_What this task involves_:
The expected output is every entry below, exact in every character.

_Records shown_:

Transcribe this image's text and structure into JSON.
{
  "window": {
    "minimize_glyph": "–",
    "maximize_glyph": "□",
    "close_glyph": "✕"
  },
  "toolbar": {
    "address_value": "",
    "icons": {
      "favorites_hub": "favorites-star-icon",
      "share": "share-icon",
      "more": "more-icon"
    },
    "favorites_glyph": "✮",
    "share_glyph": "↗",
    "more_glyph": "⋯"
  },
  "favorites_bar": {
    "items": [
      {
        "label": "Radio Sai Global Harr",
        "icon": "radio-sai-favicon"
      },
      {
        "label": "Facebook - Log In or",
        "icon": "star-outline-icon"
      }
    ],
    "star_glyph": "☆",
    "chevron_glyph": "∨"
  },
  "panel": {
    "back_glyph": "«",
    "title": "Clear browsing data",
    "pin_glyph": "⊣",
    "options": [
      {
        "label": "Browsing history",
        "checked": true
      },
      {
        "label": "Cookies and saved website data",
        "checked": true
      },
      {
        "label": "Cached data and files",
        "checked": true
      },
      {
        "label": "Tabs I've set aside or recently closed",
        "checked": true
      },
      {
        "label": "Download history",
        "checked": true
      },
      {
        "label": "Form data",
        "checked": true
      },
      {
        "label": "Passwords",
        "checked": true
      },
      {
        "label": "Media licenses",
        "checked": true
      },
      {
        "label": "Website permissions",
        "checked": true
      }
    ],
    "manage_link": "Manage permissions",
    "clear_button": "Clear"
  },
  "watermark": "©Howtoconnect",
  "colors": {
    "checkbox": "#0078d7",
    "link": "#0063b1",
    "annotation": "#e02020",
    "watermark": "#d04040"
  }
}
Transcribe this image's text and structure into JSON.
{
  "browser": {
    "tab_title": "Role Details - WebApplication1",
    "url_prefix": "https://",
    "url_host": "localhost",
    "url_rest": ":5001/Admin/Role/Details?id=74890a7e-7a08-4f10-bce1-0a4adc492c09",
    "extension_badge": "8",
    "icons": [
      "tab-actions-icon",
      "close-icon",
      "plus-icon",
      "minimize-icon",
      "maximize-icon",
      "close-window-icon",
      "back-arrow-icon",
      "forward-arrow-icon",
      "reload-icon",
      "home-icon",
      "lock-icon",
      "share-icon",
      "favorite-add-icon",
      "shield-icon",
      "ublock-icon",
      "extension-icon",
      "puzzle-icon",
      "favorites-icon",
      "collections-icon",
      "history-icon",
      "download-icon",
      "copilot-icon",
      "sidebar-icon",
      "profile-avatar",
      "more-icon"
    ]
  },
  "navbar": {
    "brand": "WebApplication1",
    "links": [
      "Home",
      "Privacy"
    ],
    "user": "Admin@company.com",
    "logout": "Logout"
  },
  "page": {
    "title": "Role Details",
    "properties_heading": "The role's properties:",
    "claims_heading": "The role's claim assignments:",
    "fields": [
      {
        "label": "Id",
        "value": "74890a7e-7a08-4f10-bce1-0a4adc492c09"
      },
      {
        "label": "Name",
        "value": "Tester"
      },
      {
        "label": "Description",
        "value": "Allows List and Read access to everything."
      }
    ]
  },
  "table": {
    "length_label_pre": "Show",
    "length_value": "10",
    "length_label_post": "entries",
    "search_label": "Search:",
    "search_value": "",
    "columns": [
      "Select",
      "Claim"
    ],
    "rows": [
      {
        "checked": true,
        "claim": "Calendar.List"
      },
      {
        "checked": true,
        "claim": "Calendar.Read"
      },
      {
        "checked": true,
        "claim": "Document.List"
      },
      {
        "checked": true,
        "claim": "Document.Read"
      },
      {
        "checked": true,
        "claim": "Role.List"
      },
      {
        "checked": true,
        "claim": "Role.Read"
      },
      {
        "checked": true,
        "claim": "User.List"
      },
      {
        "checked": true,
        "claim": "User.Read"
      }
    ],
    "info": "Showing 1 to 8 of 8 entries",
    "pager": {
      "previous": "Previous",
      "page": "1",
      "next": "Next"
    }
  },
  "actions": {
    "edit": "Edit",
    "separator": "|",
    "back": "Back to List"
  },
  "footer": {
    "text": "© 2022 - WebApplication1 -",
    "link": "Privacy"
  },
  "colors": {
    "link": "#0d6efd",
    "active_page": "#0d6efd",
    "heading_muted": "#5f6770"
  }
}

_Answer to the problem_:
Transcribe this image's text and structure into JSON.
{
  "window": {
    "minimize_glyph": "–",
    "maximize_glyph": "□",
    "close_glyph": "✕"
  },
  "toolbar": {
    "address_value": "",
    "icons": {
      "favorites_hub": "favorites-star-icon",
      "share": "share-icon",
      "more": "more-icon"
    },
    "favorites_glyph": "✮",
    "share_glyph": "↗",
    "more_glyph": "⋯"
  },
  "favorites_bar": {
    "items": [
      {
        "label": "Radio Sai Global Harr",
        "icon": "radio-sai-favicon"
      },
      {
        "label": "Facebook - Log In or",
        "icon": "star-outline-icon"
      }
    ],
    "star_glyph": "☆",
    "chevron_glyph": "∨"
  },
  "panel": {
    "back_glyph": "«",
    "title": "Clear browsing data",
    "pin_glyph": "⊣",
    "options": [
      {
        "label": "Browsing history",
        "checked": true
      },
      {
        "label": "Cookies and saved website data",
        "checked": true
      },
      {
        "label": "Cached data and files",
        "checked": true
      },
      {
        "label": "Tabs I've set aside or recently closed",
        "checked": true
      },
      {
        "label": "Download history",
        "checked": true
      },
      {
        "label": "Form data",
        "checked": true
      },
      {
        "label": "Passwords",
        "checked": true
      },
      {
        "label": "Media licenses",
        "checked": true
      },
      {
        "label": "Website permissions",
        "checked": true
      }
    ],
    "manage_link": "Manage permissions",
    "clear_button": "Clear"
  },
  "watermark": "©Howtoconnect",
  "colors": {
    "checkbox": "#0078d7",
    "link": "#0063b1",
    "annotation": "#e02020",
    "watermark": "#d04040"
  }
}
Transcribe this image's text and structure into JSON.
{
  "browser": {
    "tab_title": "Role Details - WebApplication1",
    "url_prefix": "https://",
    "url_host": "localhost",
    "url_rest": ":5001/Admin/Role/Details?id=74890a7e-7a08-4f10-bce1-0a4adc492c09",
    "extension_badge": "8",
    "icons": [
      "tab-actions-icon",
      "close-icon",
      "plus-icon",
      "minimize-icon",
      "maximize-icon",
      "close-window-icon",
      "back-arrow-icon",
      "forward-arrow-icon",
      "reload-icon",
      "home-icon",
      "lock-icon",
      "share-icon",
      "favorite-add-icon",
      "shield-icon",
      "ublock-icon",
      "extension-icon",
      "puzzle-icon",
      "favorites-icon",
      "collections-icon",
      "history-icon",
      "download-icon",
      "copilot-icon",
      "sidebar-icon",
      "profile-avatar",
      "more-icon"
    ]
  },
  "navbar": {
    "brand": "WebApplication1",
    "links": [
      "Home",
      "Privacy"
    ],
    "user": "Admin@company.com",
    "logout": "Logout"
  },
  "page": {
    "title": "Role Details",
    "properties_heading": "The role's properties:",
    "claims_heading": "The role's claim assignments:",
    "fields": [
      {
        "label": "Id",
        "value": "74890a7e-7a08-4f10-bce1-0a4adc492c09"
      },
      {
        "label": "Name",
        "value": "Tester"
      },
      {
        "label": "Description",
        "value": "Allows List and Read access to everything."
      }
    ]
  },
  "table": {
    "length_label_pre": "Show",
    "length_value": "10",
    "length_label_post": "entries",
    "search_label": "Search:",
    "search_value": "",
    "columns": [
      "Select",
      "Claim"
    ],
    "rows": [
      {
        "checked": true,
        "claim": "Calendar.List"
      },
      {
        "checked": true,
        "claim": "Calendar.Read"
      },
      {
        "checked": true,
        "claim": "Document.List"
      },
      {
        "checked": true,
        "claim": "Document.Read"
      },
      {
        "checked": true,
        "claim": "Role.List"
      },
      {
        "checked": true,
        "claim": "Role.Read"
      },
      {
        "checked": true,
        "claim": "User.List"
      },
      {
        "checked": true,
        "claim": "User.Read"
      }
    ],
    "info": "Showing 1 to 8 of 8 entries",
    "pager": {
      "previous": "Previous",
      "page": "1",
      "next": "Next"
    }
  },
  "actions": {
    "edit": "Edit",
    "separator": "|",
    "back": "Back to List"
  },
  "footer": {
    "text": "© 2022 - WebApplication1 -",
    "link": "Privacy"
  },
  "colors": {
    "link": "#0d6efd",
    "active_page": "#0d6efd",
    "heading_muted": "#5f6770"
  }
}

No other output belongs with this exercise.